Scaling and granulation tissue removal in periodontal therapy

J Clin Periodontol. 1985 May;12(5):374-88. doi: 10.1111/j.1600-051x.1985.tb00928.x.

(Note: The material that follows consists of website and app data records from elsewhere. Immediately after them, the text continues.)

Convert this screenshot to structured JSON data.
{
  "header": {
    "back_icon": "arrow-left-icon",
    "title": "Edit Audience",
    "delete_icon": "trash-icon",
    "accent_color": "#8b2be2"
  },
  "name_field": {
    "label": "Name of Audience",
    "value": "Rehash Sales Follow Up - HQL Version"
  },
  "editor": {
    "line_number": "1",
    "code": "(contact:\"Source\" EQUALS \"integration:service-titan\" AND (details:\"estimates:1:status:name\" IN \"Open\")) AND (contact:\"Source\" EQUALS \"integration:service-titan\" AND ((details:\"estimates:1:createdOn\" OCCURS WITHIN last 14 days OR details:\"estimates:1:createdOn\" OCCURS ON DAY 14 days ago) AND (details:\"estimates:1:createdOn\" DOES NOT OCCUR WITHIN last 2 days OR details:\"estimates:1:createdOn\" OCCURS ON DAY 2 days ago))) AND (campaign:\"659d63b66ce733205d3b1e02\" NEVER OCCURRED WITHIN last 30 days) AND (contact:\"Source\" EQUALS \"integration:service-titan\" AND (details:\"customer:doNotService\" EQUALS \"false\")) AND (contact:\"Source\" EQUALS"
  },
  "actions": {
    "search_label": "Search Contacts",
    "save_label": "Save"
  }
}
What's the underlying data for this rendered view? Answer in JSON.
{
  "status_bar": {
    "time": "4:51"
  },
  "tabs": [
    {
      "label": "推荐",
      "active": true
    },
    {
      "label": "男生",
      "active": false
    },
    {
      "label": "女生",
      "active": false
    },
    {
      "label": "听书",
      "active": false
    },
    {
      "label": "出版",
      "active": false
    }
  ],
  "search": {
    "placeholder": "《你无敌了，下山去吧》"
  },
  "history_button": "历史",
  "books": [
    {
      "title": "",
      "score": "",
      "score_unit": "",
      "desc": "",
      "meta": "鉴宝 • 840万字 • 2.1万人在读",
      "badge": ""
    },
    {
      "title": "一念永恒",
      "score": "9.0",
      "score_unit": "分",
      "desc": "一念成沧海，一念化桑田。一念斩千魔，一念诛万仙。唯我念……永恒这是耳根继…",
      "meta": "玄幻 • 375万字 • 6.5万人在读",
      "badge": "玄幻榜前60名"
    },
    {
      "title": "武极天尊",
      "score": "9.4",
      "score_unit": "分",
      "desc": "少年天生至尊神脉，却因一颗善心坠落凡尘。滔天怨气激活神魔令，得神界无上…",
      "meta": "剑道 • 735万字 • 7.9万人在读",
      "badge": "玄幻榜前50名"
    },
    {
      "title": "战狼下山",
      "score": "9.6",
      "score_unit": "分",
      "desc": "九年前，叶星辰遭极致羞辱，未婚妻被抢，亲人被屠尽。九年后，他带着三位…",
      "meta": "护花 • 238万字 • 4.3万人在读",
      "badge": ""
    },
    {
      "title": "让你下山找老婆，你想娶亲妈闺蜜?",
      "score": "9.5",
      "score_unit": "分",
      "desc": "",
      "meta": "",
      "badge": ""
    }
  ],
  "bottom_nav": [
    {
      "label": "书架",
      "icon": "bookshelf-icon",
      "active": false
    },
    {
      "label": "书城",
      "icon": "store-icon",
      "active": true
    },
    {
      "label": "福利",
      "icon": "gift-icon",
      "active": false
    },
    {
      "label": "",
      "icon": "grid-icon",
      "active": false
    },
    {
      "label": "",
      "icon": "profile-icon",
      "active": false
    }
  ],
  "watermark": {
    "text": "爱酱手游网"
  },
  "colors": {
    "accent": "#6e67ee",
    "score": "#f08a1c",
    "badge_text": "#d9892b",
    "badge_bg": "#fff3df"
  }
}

The present clinical trial was performed to study whether subgingival scaling is a method of therapy which is equally effective as "access" flaps in reducing gingivitis and probing depths and in improving probing attachment levels. The study was also designed to assess whether granulation tissue removal is a determining factor for proper healing in the treatment of periodontal disease. 15 patients with advanced periodontal disease were included in the study. Each patient had at least 4 sites in each quadrant of the jaws with probing depths exceeding 6 mm. A baseline examination was performed to assess the following parameters: the oral hygiene status, the gingival conditions, the probing pocket depths and the probing attachment levels. In addition, in each quadrant, 3 approximal sites were selected for analysis of the subgingival microbiota. All of these sites showed signs of gingivitis. One site had a probing depth of less than 4 mm, another a probing depth between 4 and 6 mm and the third site had a probing depth exceeding 6 mm. The subgingival bacterial samples were studied by dark-field microscopy and the % of spirochetes and motile rods was assessed. By random selection the 4 jaw quadrants in each patient were treated for periodontal disease by the use of (1) the modified Widman flap procedure, (2) the modified Kirkland flap procedure or by (3) nonsurgical scaling and root planing. In all, 20 quadrants were treated with each of the 3 procedures. After the termination of active periodontal treatment, all patients were recalled for professional tooth cleaning once every 2 weeks during a 12-week period. Subsequently, they were recalled for prophylaxis every 3 months. The patients were examined 6 and 12 months after treatment using the same parameters as used at baseline. The data from the examinations demonstrated that subgingival scaling is an effective measure in the treatment of periodontal disease. Both in terms of average gingivitis resolution and average probing depth reduction, non-surgical therapy appeared to be equally effective as a surgical approach to treatment. It was also observed, however, that following non-surgical treatment, a larger number of sites with pockets exceeding 6 mm remained than following surgical therapy. Most of these deep pockets in non-surgically treated quadrants bled on probing to the base of the pocket. In addition, the subgingival microbiota of such sites were found to harbor more than 20% spirochetes and motile rods.(ABSTRACT TRUNCATED AT 400 WORDS)

Publication types

  • Clinical Trial
  • Comparative Study
  • Research Support, U.S. Gov't, P.H.S.

MeSH terms

  • Adult
  • Clinical Trials as Topic
  • Dental Prophylaxis*
  • Dental Scaling*
  • Epithelial Attachment / pathology
  • Gingival Hemorrhage / physiopathology
  • Gingivitis / therapy
  • Granulation Tissue / pathology
  • Granulation Tissue / surgery*
  • Humans
  • Middle Aged
  • Periodontal Diseases / surgery
  • Periodontal Diseases / therapy*
  • Periodontal Pocket / pathology
  • Periodontal Pocket / surgery
  • Periodontics / instrumentation
  • Random Allocation
  • Surgical Flaps*
  • Tooth Root / surgery*